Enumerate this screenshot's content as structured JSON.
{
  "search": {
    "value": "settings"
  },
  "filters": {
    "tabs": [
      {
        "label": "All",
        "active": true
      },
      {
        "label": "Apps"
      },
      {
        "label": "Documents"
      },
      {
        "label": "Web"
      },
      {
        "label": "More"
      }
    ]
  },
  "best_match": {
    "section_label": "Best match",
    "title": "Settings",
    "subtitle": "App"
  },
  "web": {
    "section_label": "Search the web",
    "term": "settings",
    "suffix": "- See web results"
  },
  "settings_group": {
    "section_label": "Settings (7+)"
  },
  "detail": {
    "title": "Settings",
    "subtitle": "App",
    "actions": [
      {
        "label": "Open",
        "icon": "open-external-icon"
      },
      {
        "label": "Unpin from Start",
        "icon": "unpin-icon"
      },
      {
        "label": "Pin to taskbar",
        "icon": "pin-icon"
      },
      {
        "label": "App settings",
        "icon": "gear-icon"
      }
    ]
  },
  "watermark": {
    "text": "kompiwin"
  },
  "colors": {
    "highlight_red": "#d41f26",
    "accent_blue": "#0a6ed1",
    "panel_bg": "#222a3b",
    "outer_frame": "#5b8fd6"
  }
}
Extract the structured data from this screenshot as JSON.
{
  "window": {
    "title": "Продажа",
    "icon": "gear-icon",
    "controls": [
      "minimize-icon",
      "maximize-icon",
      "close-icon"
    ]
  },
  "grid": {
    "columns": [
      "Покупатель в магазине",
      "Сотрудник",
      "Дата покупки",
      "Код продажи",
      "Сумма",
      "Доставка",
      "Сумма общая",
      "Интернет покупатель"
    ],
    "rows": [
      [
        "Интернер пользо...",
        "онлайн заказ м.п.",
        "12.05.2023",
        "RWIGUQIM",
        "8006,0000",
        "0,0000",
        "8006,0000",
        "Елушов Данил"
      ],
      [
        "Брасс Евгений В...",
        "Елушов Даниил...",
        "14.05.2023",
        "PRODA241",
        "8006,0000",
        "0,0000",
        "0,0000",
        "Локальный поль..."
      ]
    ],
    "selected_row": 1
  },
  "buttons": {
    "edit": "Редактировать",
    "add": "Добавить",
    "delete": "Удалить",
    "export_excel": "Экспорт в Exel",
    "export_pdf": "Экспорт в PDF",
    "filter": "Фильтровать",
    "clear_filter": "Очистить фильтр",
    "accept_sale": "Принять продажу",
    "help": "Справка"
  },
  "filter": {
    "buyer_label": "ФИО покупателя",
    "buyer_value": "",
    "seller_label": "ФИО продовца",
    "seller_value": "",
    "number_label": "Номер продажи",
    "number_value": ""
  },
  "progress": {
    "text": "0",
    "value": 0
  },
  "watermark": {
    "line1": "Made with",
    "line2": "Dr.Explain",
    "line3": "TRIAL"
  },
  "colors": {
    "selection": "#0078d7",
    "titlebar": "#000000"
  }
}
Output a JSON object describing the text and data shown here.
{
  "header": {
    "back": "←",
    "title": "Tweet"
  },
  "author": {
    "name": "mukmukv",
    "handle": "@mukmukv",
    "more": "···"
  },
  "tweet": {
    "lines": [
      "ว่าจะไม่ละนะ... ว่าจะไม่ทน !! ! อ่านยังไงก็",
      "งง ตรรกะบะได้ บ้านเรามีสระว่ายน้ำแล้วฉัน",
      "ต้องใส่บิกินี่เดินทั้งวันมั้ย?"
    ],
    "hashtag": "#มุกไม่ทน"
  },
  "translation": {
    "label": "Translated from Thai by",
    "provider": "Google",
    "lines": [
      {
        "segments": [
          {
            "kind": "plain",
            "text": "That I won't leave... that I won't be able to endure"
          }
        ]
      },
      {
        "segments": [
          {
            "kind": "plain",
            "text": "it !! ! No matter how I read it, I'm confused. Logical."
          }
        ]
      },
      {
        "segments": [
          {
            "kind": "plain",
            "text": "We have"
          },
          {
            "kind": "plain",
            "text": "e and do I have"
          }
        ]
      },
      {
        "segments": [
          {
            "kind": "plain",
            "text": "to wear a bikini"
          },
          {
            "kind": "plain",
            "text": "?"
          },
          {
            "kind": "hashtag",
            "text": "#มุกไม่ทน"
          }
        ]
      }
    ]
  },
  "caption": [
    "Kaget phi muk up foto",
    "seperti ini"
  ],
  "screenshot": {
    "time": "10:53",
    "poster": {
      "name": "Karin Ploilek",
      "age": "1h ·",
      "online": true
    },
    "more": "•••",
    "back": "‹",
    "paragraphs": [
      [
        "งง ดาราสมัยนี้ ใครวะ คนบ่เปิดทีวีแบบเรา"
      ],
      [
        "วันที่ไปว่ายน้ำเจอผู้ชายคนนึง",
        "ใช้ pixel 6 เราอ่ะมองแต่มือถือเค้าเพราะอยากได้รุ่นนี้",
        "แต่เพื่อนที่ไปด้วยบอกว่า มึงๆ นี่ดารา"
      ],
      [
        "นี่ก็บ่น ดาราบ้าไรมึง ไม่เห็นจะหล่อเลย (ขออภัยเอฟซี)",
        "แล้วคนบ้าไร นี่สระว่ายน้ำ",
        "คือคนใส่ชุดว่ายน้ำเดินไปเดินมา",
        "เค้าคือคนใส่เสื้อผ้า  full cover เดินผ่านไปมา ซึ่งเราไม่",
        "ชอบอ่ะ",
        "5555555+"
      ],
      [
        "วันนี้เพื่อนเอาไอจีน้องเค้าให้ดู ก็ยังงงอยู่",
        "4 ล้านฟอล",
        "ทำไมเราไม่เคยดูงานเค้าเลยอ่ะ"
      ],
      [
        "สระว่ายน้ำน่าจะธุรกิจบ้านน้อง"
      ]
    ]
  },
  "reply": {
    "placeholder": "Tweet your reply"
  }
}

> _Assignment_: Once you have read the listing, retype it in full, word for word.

> _Solution below_:
Enumerate this screenshot's content as structured JSON.
{
  "search": {
    "value": "settings"
  },
  "filters": {
    "tabs": [
      {
        "label": "All",
        "active": true
      },
      {
        "label": "Apps"
      },
      {
        "label": "Documents"
      },
      {
        "label": "Web"
      },
      {
        "label": "More"
      }
    ]
  },
  "best_match": {
    "section_label": "Best match",
    "title": "Settings",
    "subtitle": "App"
  },
  "web": {
    "section_label": "Search the web",
    "term": "settings",
    "suffix": "- See web results"
  },
  "settings_group": {
    "section_label": "Settings (7+)"
  },
  "detail": {
    "title": "Settings",
    "subtitle": "App",
    "actions": [
      {
        "label": "Open",
        "icon": "open-external-icon"
      },
      {
        "label": "Unpin from Start",
        "icon": "unpin-icon"
      },
      {
        "label": "Pin to taskbar",
        "icon": "pin-icon"
      },
      {
        "label": "App settings",
        "icon": "gear-icon"
      }
    ]
  },
  "watermark": {
    "text": "kompiwin"
  },
  "colors": {
    "highlight_red": "#d41f26",
    "accent_blue": "#0a6ed1",
    "panel_bg": "#222a3b",
    "outer_frame": "#5b8fd6"
  }
}
Extract the structured data from this screenshot as JSON.
{
  "window": {
    "title": "Продажа",
    "icon": "gear-icon",
    "controls": [
      "minimize-icon",
      "maximize-icon",
      "close-icon"
    ]
  },
  "grid": {
    "columns": [
      "Покупатель в магазине",
      "Сотрудник",
      "Дата покупки",
      "Код продажи",
      "Сумма",
      "Доставка",
      "Сумма общая",
      "Интернет покупатель"
    ],
    "rows": [
      [
        "Интернер пользо...",
        "онлайн заказ м.п.",
        "12.05.2023",
        "RWIGUQIM",
        "8006,0000",
        "0,0000",
        "8006,0000",
        "Елушов Данил"
      ],
      [
        "Брасс Евгений В...",
        "Елушов Даниил...",
        "14.05.2023",
        "PRODA241",
        "8006,0000",
        "0,0000",
        "0,0000",
        "Локальный поль..."
      ]
    ],
    "selected_row": 1
  },
  "buttons": {
    "edit": "Редактировать",
    "add": "Добавить",
    "delete": "Удалить",
    "export_excel": "Экспорт в Exel",
    "export_pdf": "Экспорт в PDF",
    "filter": "Фильтровать",
    "clear_filter": "Очистить фильтр",
    "accept_sale": "Принять продажу",
    "help": "Справка"
  },
  "filter": {
    "buyer_label": "ФИО покупателя",
    "buyer_value": "",
    "seller_label": "ФИО продовца",
    "seller_value": "",
    "number_label": "Номер продажи",
    "number_value": ""
  },
  "progress": {
    "text": "0",
    "value": 0
  },
  "watermark": {
    "line1": "Made with",
    "line2": "Dr.Explain",
    "line3": "TRIAL"
  },
  "colors": {
    "selection": "#0078d7",
    "titlebar": "#000000"
  }
}
Output a JSON object describing the text and data shown here.
{
  "header": {
    "back": "←",
    "title": "Tweet"
  },
  "author": {
    "name": "mukmukv",
    "handle": "@mukmukv",
    "more": "···"
  },
  "tweet": {
    "lines": [
      "ว่าจะไม่ละนะ... ว่าจะไม่ทน !! ! อ่านยังไงก็",
      "งง ตรรกะบะได้ บ้านเรามีสระว่ายน้ำแล้วฉัน",
      "ต้องใส่บิกินี่เดินทั้งวันมั้ย?"
    ],
    "hashtag": "#มุกไม่ทน"
  },
  "translation": {
    "label": "Translated from Thai by",
    "provider": "Google",
    "lines": [
      {
        "segments": [
          {
            "kind": "plain",
            "text": "That I won't leave... that I won't be able to endure"
          }
        ]
      },
      {
        "segments": [
          {
            "kind": "plain",
            "text": "it !! ! No matter how I read it, I'm confused. Logical."
          }
        ]
      },
      {
        "segments": [
          {
            "kind": "plain",
            "text": "We have"
          },
          {
            "kind": "plain",
            "text": "e and do I have"
          }
        ]
      },
      {
        "segments": [
          {
            "kind": "plain",
            "text": "to wear a bikini"
          },
          {
            "kind": "plain",
            "text": "?"
          },
          {
            "kind": "hashtag",
            "text": "#มุกไม่ทน"
          }
        ]
      }
    ]
  },
  "caption": [
    "Kaget phi muk up foto",
    "seperti ini"
  ],
  "screenshot": {
    "time": "10:53",
    "poster": {
      "name": "Karin Ploilek",
      "age": "1h ·",
      "online": true
    },
    "more": "•••",
    "back": "‹",
    "paragraphs": [
      [
        "งง ดาราสมัยนี้ ใครวะ คนบ่เปิดทีวีแบบเรา"
      ],
      [
        "วันที่ไปว่ายน้ำเจอผู้ชายคนนึง",
        "ใช้ pixel 6 เราอ่ะมองแต่มือถือเค้าเพราะอยากได้รุ่นนี้",
        "แต่เพื่อนที่ไปด้วยบอกว่า มึงๆ นี่ดารา"
      ],
      [
        "นี่ก็บ่น ดาราบ้าไรมึง ไม่เห็นจะหล่อเลย (ขออภัยเอฟซี)",
        "แล้วคนบ้าไร นี่สระว่ายน้ำ",
        "คือคนใส่ชุดว่ายน้ำเดินไปเดินมา",
        "เค้าคือคนใส่เสื้อผ้า  full cover เดินผ่านไปมา ซึ่งเราไม่",
        "ชอบอ่ะ",
        "5555555+"
      ],
      [
        "วันนี้เพื่อนเอาไอจีน้องเค้าให้ดู ก็ยังงงอยู่",
        "4 ล้านฟอล",
        "ทำไมเราไม่เคยดูงานเค้าเลยอ่ะ"
      ],
      [
        "สระว่ายน้ำน่าจะธุรกิจบ้านน้อง"
      ]
    ]
  },
  "reply": {
    "placeholder": "Tweet your reply"
  }
}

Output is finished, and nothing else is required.